[[ Provided material, beginning ]]
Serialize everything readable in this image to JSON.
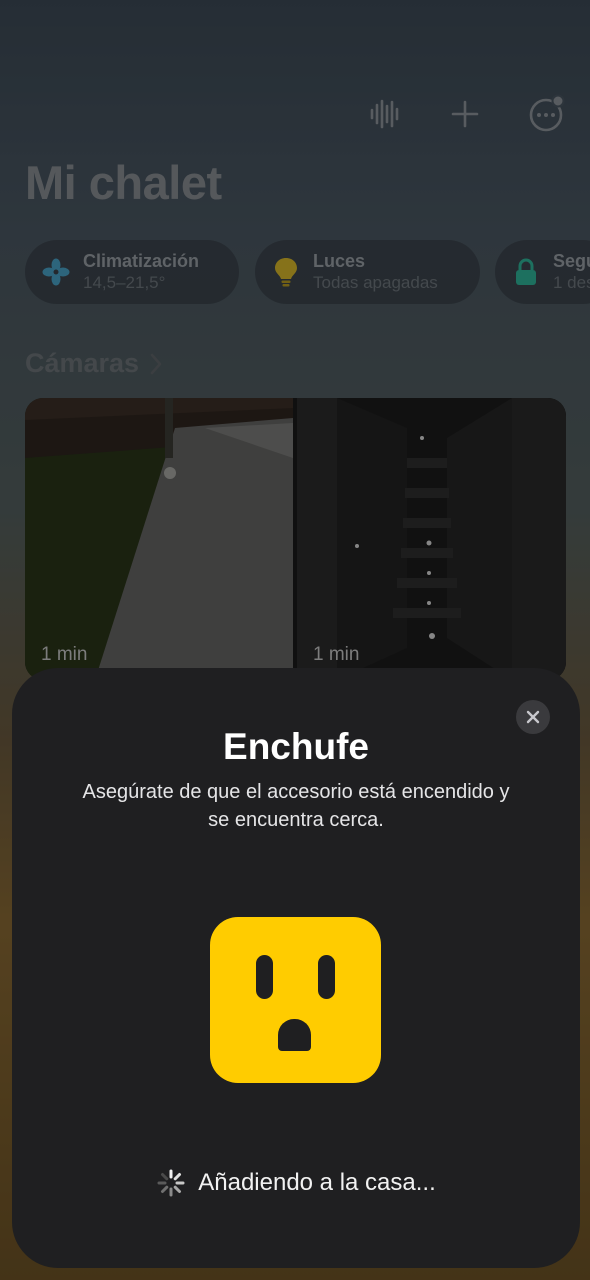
{
  "home": {
    "title": "Mi chalet",
    "header_icons": [
      "waveform-icon",
      "plus-icon",
      "more-icon"
    ]
  },
  "chips": [
    {
      "title": "Climatización",
      "subtitle": "14,5–21,5°",
      "icon": "fan-icon",
      "color": "#4aa3c9"
    },
    {
      "title": "Luces",
      "subtitle": "Todas apagadas",
      "icon": "lightbulb-icon",
      "color": "#d9b92a"
    },
    {
      "title": "Segu",
      "subtitle": "1 des",
      "icon": "lock-icon",
      "color": "#2fb59a"
    }
  ],
  "cameras": {
    "section_title": "Cámaras",
    "items": [
      {
        "time": "1 min"
      },
      {
        "time": "1 min"
      }
    ]
  },
  "sheet": {
    "title": "Enchufe",
    "subtitle": "Asegúrate de que el accesorio está encendido y se encuentra cerca.",
    "status": "Añadiendo a la casa...",
    "accent": "#ffcc00"
  }
}
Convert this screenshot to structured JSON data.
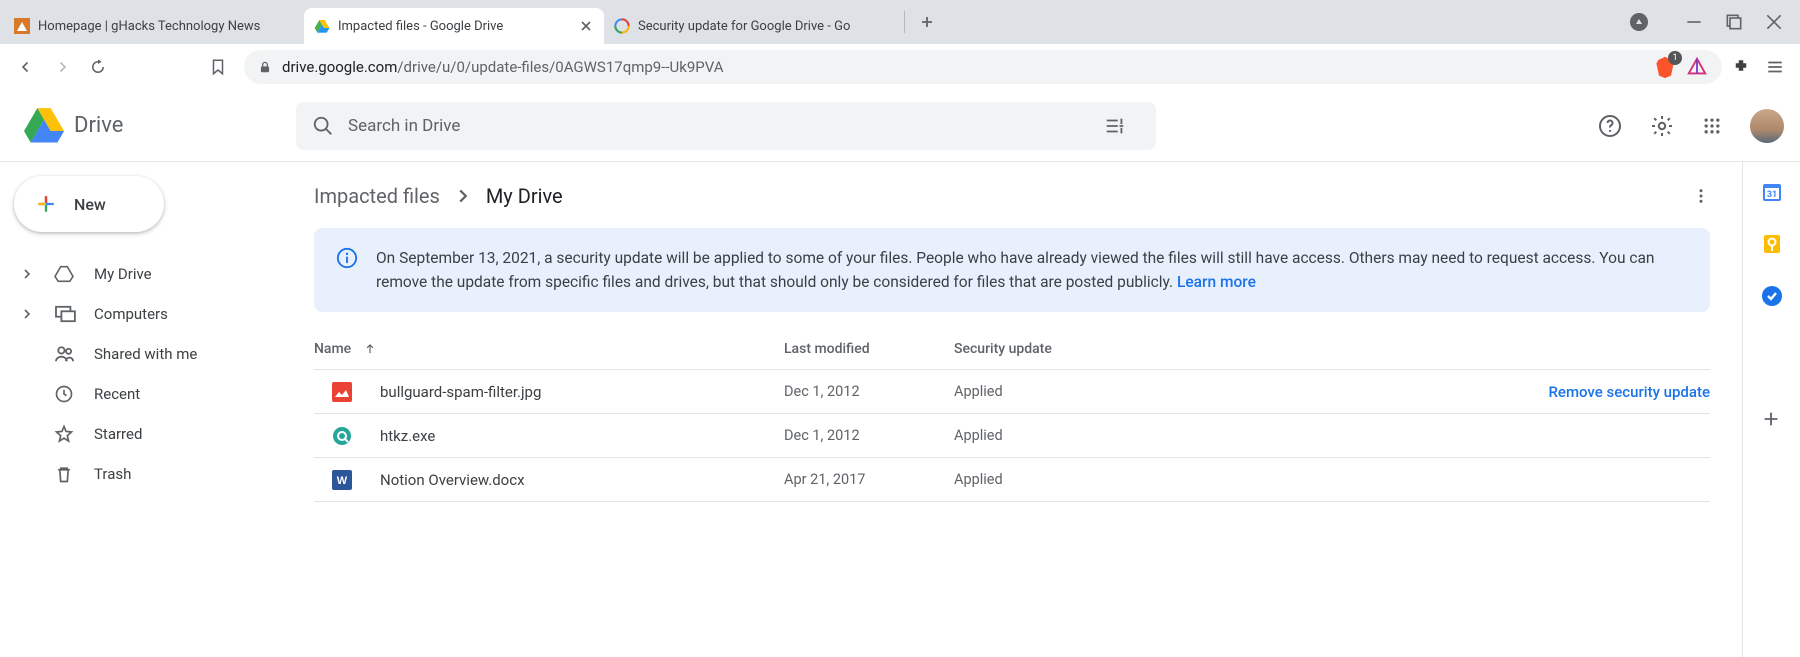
{
  "browser": {
    "tabs": [
      {
        "title": "Homepage | gHacks Technology News",
        "active": false
      },
      {
        "title": "Impacted files - Google Drive",
        "active": true
      },
      {
        "title": "Security update for Google Drive - Go",
        "active": false
      }
    ],
    "brave_count": "1",
    "url_host": "drive.google.com",
    "url_path": "/drive/u/0/update-files/0AGWS17qmp9--Uk9PVA"
  },
  "drive": {
    "product": "Drive",
    "search_placeholder": "Search in Drive",
    "new_label": "New",
    "nav": [
      {
        "label": "My Drive",
        "expandable": true
      },
      {
        "label": "Computers",
        "expandable": true
      },
      {
        "label": "Shared with me",
        "expandable": false
      },
      {
        "label": "Recent",
        "expandable": false
      },
      {
        "label": "Starred",
        "expandable": false
      },
      {
        "label": "Trash",
        "expandable": false
      }
    ],
    "breadcrumb": {
      "root": "Impacted files",
      "current": "My Drive"
    },
    "banner": {
      "text": "On September 13, 2021, a security update will be applied to some of your files. People who have already viewed the files will still have access. Others may need to request access. You can remove the update from specific files and drives, but that should only be considered for files that are posted publicly. ",
      "link": "Learn more"
    },
    "columns": {
      "name": "Name",
      "modified": "Last modified",
      "security": "Security update"
    },
    "rows": [
      {
        "name": "bullguard-spam-filter.jpg",
        "modified": "Dec 1, 2012",
        "security": "Applied",
        "type": "image",
        "action": "Remove security update"
      },
      {
        "name": "htkz.exe",
        "modified": "Dec 1, 2012",
        "security": "Applied",
        "type": "exe",
        "action": ""
      },
      {
        "name": "Notion Overview.docx",
        "modified": "Apr 21, 2017",
        "security": "Applied",
        "type": "word",
        "action": ""
      }
    ]
  }
}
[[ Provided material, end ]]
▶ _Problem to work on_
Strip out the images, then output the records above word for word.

▶ _Response to the task_
Serialize everything readable in this image to JSON.
{
  "home": {
    "title": "Mi chalet",
    "header_icons": [
      "waveform-icon",
      "plus-icon",
      "more-icon"
    ]
  },
  "chips": [
    {
      "title": "Climatización",
      "subtitle": "14,5–21,5°",
      "icon": "fan-icon",
      "color": "#4aa3c9"
    },
    {
      "title": "Luces",
      "subtitle": "Todas apagadas",
      "icon": "lightbulb-icon",
      "color": "#d9b92a"
    },
    {
      "title": "Segu",
      "subtitle": "1 des",
      "icon": "lock-icon",
      "color": "#2fb59a"
    }
  ],
  "cameras": {
    "section_title": "Cámaras",
    "items": [
      {
        "time": "1 min"
      },
      {
        "time": "1 min"
      }
    ]
  },
  "sheet": {
    "title": "Enchufe",
    "subtitle": "Asegúrate de que el accesorio está encendido y se encuentra cerca.",
    "status": "Añadiendo a la casa...",
    "accent": "#ffcc00"
  }
}
Convert this screenshot to structured JSON data.
{
  "browser": {
    "tabs": [
      {
        "title": "Homepage | gHacks Technology News",
        "active": false
      },
      {
        "title": "Impacted files - Google Drive",
        "active": true
      },
      {
        "title": "Security update for Google Drive - Go",
        "active": false
      }
    ],
    "brave_count": "1",
    "url_host": "drive.google.com",
    "url_path": "/drive/u/0/update-files/0AGWS17qmp9--Uk9PVA"
  },
  "drive": {
    "product": "Drive",
    "search_placeholder": "Search in Drive",
    "new_label": "New",
    "nav": [
      {
        "label": "My Drive",
        "expandable": true
      },
      {
        "label": "Computers",
        "expandable": true
      },
      {
        "label": "Shared with me",
        "expandable": false
      },
      {
        "label": "Recent",
        "expandable": false
      },
      {
        "label": "Starred",
        "expandable": false
      },
      {
        "label": "Trash",
        "expandable": false
      }
    ],
    "breadcrumb": {
      "root": "Impacted files",
      "current": "My Drive"
    },
    "banner": {
      "text": "On September 13, 2021, a security update will be applied to some of your files. People who have already viewed the files will still have access. Others may need to request access. You can remove the update from specific files and drives, but that should only be considered for files that are posted publicly. ",
      "link": "Learn more"
    },
    "columns": {
      "name": "Name",
      "modified": "Last modified",
      "security": "Security update"
    },
    "rows": [
      {
        "name": "bullguard-spam-filter.jpg",
        "modified": "Dec 1, 2012",
        "security": "Applied",
        "type": "image",
        "action": "Remove security update"
      },
      {
        "name": "htkz.exe",
        "modified": "Dec 1, 2012",
        "security": "Applied",
        "type": "exe",
        "action": ""
      },
      {
        "name": "Notion Overview.docx",
        "modified": "Apr 21, 2017",
        "security": "Applied",
        "type": "word",
        "action": ""
      }
    ]
  }
}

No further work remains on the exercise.